*REQUIRED WORK:*
Scan the following material for the string "accent" and copy each line in which it appears.

*** EXCERPTED RECORDS Section Begins ***

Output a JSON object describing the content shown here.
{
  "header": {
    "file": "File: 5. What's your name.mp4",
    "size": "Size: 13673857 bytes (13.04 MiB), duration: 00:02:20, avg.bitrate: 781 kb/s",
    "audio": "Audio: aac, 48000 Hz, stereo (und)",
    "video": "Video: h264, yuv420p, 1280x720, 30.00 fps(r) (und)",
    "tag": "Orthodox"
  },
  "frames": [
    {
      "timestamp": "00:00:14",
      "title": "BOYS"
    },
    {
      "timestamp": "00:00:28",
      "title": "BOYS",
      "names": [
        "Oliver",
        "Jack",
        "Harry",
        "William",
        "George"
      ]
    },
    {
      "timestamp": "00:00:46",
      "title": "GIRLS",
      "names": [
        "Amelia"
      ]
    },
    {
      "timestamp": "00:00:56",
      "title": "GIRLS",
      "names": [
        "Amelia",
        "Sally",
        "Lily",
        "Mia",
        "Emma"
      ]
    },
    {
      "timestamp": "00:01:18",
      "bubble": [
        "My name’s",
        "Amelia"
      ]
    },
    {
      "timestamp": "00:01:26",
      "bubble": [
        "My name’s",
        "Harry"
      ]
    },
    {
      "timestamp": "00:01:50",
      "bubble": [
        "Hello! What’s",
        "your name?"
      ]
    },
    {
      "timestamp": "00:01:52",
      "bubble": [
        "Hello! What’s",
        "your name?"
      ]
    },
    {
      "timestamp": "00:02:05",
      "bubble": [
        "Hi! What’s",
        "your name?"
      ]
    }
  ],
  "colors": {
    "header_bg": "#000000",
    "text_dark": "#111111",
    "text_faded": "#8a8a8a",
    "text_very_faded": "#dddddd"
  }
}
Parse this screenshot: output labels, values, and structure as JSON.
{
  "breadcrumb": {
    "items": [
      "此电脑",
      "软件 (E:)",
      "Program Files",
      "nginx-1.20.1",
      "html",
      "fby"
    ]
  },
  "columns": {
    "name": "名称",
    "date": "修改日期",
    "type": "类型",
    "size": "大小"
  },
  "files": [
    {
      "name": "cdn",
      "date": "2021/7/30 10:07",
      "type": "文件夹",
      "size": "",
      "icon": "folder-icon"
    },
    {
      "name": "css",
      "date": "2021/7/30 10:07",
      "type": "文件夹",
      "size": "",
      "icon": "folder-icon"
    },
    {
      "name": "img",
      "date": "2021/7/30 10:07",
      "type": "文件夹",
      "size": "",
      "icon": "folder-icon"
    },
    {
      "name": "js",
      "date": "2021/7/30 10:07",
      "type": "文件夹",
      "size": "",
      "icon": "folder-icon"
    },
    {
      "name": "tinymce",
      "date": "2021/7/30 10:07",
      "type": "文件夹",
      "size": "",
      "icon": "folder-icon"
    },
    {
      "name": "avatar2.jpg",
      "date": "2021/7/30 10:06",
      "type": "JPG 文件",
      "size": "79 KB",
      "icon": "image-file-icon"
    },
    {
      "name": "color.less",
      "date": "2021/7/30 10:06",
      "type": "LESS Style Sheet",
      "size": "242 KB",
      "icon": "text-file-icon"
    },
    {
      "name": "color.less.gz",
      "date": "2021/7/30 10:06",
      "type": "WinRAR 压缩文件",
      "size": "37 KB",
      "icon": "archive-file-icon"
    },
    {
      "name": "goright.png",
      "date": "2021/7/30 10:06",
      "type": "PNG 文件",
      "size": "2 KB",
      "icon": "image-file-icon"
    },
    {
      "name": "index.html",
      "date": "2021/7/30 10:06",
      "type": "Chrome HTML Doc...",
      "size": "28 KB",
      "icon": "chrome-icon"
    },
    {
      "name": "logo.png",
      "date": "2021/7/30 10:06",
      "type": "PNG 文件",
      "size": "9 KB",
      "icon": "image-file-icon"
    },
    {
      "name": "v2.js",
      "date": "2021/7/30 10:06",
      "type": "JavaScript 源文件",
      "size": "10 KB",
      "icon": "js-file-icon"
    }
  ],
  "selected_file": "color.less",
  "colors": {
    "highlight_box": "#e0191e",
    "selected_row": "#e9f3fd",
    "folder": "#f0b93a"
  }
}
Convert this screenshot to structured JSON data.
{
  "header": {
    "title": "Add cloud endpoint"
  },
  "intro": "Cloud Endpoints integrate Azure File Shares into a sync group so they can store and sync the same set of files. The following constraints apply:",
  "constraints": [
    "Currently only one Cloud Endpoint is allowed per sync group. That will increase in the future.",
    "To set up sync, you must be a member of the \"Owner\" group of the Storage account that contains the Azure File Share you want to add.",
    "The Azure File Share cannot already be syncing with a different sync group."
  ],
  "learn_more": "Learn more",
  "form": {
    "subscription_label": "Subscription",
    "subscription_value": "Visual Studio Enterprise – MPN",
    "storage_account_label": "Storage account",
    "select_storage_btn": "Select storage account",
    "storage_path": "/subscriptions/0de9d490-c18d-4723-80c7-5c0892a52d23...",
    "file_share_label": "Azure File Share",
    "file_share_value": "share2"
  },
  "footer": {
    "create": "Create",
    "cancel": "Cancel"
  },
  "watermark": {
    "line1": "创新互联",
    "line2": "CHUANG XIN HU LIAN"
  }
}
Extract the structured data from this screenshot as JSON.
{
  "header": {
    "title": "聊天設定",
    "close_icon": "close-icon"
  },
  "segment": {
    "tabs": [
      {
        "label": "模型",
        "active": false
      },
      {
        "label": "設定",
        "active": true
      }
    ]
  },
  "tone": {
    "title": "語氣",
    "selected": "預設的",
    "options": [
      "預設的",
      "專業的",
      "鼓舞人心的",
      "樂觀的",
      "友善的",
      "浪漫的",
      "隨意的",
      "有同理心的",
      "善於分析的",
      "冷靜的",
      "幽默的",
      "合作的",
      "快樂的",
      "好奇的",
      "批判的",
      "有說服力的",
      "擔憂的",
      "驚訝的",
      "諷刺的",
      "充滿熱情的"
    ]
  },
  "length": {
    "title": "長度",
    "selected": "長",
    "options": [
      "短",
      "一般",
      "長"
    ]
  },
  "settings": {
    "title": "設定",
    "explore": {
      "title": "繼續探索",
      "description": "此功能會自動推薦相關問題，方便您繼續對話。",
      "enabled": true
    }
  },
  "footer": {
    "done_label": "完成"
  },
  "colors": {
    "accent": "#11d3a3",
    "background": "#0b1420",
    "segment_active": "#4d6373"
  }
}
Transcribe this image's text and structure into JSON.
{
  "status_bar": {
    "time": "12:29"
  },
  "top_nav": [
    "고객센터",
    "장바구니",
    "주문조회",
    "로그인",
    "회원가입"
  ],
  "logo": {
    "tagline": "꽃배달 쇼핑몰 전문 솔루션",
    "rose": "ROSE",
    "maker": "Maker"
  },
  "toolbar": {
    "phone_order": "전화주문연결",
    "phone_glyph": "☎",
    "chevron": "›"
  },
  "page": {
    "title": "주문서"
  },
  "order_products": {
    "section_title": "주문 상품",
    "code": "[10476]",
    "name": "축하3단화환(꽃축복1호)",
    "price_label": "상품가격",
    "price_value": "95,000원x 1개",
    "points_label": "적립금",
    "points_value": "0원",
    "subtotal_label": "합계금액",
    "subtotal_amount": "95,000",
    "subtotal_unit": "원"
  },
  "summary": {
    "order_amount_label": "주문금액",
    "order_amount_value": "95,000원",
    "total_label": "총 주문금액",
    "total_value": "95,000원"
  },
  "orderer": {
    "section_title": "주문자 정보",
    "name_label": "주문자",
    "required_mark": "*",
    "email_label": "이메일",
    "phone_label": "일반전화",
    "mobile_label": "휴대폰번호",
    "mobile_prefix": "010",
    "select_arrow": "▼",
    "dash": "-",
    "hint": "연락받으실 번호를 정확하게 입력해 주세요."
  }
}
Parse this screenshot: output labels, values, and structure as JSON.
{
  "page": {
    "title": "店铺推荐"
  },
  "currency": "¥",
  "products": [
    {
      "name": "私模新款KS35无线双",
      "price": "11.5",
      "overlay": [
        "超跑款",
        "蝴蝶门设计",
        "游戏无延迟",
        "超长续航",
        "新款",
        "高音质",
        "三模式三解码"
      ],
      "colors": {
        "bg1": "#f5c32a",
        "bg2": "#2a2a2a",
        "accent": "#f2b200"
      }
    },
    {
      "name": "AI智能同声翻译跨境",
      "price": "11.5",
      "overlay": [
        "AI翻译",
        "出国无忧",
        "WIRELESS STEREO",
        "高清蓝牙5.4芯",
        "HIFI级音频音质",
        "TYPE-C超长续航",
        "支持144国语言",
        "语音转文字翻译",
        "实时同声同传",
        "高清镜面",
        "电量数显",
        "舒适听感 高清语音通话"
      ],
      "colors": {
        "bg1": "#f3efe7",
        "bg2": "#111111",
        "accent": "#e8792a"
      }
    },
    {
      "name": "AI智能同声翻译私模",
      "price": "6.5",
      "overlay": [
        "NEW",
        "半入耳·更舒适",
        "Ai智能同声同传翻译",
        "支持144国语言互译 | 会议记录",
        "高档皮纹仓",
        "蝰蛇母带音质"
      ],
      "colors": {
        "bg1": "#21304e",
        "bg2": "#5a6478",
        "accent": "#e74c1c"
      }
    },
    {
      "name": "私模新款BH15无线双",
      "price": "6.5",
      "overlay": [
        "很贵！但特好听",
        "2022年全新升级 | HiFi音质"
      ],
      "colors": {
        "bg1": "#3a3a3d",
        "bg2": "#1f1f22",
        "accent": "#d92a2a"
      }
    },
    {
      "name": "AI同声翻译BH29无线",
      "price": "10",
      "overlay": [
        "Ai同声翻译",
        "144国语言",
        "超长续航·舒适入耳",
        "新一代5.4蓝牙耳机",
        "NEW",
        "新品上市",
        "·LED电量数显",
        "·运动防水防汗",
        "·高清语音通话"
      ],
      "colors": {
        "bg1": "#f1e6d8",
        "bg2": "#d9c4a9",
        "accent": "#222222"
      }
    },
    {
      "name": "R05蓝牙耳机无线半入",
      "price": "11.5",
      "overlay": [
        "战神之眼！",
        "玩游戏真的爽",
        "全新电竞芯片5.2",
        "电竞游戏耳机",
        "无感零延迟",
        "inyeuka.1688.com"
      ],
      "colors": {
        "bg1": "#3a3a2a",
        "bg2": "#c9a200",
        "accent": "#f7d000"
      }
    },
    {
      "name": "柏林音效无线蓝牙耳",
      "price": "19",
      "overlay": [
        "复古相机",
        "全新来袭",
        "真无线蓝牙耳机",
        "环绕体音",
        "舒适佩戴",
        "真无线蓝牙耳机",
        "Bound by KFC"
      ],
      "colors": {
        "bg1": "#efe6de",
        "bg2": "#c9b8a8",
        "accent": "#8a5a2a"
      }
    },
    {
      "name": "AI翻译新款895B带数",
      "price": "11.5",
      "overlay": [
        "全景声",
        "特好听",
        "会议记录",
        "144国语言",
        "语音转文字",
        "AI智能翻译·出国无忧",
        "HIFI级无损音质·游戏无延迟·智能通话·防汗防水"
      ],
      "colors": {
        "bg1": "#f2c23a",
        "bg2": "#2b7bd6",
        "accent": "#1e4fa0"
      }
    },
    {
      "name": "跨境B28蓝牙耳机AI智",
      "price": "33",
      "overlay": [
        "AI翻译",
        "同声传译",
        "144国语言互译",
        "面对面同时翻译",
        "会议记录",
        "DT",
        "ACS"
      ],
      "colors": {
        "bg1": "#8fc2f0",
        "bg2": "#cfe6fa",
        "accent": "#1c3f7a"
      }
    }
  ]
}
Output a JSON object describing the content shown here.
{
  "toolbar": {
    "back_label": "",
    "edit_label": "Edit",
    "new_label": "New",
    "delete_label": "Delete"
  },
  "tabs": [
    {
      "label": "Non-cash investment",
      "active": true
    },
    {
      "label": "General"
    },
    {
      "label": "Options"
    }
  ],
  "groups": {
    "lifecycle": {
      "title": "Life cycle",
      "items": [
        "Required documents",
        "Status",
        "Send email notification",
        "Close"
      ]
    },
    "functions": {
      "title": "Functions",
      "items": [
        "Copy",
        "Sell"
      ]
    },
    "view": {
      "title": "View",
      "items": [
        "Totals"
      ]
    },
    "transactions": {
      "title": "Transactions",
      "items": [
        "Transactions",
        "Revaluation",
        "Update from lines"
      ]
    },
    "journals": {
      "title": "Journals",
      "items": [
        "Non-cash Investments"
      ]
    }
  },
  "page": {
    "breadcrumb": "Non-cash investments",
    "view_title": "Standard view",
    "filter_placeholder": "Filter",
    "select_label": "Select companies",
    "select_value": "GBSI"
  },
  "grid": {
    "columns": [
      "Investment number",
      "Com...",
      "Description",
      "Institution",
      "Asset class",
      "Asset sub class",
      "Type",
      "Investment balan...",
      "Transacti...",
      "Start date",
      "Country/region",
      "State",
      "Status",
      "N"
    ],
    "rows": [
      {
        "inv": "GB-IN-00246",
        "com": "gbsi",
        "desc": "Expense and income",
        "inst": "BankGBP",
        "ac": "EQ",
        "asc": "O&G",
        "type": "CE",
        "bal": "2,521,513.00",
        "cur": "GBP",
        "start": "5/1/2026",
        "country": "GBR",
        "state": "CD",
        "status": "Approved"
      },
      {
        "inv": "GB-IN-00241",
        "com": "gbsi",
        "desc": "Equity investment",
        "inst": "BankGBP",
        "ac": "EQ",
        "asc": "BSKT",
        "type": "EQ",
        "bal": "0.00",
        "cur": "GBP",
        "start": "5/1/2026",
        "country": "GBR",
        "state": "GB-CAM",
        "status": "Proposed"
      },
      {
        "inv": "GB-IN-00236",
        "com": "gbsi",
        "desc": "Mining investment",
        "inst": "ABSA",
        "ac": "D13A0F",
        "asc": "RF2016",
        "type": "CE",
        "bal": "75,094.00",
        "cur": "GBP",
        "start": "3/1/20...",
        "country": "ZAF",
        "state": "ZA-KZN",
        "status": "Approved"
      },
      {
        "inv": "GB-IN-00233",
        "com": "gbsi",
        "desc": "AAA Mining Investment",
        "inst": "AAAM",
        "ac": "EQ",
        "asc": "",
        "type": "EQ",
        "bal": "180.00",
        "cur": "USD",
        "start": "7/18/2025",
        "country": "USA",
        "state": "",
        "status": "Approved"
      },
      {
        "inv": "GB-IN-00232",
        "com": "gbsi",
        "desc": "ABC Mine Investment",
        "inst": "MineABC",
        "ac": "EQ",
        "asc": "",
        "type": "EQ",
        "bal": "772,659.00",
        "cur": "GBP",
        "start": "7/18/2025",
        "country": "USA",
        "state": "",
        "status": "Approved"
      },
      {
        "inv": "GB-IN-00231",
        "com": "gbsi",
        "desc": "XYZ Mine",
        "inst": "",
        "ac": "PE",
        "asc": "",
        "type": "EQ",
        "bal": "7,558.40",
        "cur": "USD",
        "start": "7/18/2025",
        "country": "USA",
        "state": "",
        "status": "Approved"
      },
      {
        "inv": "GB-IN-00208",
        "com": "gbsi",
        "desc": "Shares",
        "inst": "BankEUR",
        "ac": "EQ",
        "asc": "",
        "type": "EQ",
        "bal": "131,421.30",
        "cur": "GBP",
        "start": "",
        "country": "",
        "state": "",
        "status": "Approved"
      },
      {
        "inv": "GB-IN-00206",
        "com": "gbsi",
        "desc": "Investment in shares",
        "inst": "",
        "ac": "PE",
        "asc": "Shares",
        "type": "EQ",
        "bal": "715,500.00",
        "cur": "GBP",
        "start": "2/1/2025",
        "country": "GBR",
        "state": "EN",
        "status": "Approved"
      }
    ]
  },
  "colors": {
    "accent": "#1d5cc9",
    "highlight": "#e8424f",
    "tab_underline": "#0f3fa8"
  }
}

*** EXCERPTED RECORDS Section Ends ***

*EXERCISE OUTPUT:*
    "accent": "#11d3a3",
        "accent": "#f2b200"
        "accent": "#e8792a"
        "accent": "#e74c1c"
        "accent": "#d92a2a"
        "accent": "#222222"
        "accent": "#f7d000"
        "accent": "#8a5a2a"
        "accent": "#1e4fa0"
        "accent": "#1c3f7a"
    "accent": "#1d5cc9",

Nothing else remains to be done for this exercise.